▸ **WHAT TO WORK ON**
Looking at the records below, state how many lines include the string "وارد" and add nothing further.

[Dataset rows for apps and sites]

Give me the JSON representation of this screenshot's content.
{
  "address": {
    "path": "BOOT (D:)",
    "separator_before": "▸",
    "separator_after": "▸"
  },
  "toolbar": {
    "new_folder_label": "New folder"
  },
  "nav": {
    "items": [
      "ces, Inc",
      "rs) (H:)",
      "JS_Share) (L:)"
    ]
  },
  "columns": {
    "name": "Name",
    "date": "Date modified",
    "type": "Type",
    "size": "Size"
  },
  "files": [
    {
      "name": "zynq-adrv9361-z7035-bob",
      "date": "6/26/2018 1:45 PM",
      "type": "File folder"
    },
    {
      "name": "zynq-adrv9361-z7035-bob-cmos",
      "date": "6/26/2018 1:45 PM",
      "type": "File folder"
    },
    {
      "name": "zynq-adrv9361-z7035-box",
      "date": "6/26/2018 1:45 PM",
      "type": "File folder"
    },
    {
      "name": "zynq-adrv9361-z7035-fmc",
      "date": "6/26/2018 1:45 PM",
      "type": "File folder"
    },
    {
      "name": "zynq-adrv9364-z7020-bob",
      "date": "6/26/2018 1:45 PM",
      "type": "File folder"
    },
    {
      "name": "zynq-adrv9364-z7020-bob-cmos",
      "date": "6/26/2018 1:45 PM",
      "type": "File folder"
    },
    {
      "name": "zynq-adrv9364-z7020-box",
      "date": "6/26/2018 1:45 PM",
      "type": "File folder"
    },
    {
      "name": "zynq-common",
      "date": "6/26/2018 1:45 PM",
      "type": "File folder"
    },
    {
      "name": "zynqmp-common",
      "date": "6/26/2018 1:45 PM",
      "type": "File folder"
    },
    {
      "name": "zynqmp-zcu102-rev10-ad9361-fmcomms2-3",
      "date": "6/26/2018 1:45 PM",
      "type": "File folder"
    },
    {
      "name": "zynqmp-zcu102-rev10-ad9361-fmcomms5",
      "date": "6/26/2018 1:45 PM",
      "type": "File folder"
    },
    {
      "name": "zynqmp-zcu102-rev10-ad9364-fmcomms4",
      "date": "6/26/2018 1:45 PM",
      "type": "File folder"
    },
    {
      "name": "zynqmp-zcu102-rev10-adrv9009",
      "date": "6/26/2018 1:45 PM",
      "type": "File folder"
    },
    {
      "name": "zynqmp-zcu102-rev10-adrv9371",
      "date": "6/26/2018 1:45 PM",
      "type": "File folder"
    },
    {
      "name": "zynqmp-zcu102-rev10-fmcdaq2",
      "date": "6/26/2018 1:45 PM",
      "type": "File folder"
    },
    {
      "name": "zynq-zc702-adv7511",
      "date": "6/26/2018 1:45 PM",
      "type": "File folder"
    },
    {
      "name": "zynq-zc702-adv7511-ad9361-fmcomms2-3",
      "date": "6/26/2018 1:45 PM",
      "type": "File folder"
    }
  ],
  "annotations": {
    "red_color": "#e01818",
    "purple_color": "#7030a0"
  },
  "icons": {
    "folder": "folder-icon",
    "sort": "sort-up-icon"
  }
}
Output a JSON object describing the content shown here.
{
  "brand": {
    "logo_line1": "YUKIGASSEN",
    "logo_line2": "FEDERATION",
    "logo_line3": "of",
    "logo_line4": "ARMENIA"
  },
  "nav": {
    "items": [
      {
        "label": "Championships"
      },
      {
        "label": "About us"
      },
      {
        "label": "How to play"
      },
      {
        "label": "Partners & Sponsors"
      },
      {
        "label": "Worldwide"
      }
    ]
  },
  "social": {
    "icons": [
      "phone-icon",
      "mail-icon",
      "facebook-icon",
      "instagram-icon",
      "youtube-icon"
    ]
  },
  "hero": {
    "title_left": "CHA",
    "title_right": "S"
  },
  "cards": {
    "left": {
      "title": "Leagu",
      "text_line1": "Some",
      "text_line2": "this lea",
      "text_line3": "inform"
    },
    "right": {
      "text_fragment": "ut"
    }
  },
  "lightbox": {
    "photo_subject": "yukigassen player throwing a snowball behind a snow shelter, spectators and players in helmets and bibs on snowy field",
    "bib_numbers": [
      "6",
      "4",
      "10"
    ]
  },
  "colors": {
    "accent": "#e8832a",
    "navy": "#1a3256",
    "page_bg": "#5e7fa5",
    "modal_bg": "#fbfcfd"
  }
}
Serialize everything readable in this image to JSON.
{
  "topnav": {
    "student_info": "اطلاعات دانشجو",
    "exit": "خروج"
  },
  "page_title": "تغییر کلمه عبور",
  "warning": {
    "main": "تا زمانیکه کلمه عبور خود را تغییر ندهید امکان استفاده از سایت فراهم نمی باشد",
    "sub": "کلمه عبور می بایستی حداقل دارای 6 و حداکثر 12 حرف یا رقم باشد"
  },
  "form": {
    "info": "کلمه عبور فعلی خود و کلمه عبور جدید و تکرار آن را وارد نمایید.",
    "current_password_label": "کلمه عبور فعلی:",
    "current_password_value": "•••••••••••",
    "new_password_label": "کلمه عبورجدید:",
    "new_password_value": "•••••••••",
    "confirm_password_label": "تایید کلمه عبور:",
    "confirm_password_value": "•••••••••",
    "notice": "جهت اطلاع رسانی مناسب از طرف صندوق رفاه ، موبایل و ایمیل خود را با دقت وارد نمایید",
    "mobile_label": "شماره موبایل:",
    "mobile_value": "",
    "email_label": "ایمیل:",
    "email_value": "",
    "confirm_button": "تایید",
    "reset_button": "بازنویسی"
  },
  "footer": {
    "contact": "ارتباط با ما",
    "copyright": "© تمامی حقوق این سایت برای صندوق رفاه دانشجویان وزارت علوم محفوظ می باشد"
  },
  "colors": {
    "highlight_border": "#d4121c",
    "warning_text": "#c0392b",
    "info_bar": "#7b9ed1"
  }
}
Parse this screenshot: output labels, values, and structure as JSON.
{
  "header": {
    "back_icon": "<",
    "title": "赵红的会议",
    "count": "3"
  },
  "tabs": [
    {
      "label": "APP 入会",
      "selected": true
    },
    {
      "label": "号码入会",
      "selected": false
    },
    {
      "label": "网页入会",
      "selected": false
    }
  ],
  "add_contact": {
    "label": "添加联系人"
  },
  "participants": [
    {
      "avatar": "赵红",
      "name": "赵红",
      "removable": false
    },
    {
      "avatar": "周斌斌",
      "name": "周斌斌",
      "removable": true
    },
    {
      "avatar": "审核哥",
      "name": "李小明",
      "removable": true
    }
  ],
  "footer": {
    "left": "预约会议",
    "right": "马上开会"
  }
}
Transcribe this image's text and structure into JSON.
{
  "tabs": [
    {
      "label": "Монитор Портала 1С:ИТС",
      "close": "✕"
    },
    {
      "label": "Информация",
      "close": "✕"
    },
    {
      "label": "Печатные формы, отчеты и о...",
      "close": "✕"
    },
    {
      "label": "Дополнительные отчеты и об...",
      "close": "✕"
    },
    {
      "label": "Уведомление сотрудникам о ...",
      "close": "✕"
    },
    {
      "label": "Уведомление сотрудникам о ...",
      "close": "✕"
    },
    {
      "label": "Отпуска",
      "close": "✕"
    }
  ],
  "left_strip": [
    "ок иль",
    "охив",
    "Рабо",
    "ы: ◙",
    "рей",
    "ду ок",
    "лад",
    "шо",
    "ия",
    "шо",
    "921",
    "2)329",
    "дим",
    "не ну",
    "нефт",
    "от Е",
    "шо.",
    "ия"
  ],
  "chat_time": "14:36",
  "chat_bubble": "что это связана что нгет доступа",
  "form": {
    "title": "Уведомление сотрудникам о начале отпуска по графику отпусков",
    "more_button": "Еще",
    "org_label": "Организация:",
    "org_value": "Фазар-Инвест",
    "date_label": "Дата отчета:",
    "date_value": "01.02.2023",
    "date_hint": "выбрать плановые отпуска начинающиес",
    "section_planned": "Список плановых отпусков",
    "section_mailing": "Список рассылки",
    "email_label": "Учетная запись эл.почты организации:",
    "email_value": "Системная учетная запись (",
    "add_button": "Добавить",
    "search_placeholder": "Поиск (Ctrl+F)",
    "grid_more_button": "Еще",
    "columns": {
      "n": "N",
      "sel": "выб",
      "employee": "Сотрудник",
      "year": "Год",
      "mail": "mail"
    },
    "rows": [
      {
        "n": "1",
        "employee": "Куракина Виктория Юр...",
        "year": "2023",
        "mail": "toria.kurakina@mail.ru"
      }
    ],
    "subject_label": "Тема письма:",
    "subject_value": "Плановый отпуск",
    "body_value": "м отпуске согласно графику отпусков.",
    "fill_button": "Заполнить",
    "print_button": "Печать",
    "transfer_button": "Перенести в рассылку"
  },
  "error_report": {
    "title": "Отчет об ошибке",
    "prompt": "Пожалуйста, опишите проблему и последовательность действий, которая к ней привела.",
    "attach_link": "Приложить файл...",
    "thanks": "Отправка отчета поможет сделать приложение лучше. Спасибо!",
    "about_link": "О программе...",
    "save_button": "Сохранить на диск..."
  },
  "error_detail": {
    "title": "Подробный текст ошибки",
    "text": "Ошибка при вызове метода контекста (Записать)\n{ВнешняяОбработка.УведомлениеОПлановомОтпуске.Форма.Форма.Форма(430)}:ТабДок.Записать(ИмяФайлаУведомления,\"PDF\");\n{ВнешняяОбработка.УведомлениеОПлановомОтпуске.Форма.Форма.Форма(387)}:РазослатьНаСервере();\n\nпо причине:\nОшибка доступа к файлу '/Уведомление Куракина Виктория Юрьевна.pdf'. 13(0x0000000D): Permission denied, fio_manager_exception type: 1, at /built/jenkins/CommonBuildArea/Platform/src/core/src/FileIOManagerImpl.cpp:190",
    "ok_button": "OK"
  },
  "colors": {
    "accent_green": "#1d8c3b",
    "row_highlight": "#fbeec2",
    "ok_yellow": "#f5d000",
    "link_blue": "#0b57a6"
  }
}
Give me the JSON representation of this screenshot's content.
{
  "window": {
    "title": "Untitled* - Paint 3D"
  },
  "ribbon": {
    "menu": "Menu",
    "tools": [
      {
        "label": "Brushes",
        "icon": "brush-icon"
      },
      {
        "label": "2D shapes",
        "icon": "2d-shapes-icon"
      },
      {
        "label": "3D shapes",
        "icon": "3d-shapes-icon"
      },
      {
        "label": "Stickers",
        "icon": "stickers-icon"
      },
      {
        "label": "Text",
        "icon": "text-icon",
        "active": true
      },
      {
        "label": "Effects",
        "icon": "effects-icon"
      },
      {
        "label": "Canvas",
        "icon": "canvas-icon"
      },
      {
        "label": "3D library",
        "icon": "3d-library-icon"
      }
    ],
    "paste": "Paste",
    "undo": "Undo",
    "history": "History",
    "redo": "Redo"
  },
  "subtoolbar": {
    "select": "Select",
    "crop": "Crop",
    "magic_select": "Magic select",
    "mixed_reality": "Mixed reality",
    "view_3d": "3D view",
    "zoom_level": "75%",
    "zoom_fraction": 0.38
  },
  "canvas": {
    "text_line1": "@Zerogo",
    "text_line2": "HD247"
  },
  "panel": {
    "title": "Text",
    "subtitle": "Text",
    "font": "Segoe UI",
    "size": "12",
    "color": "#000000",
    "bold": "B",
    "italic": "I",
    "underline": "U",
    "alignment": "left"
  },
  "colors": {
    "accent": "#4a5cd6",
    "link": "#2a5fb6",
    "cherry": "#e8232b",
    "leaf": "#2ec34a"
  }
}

▸ **OUTPUT**
2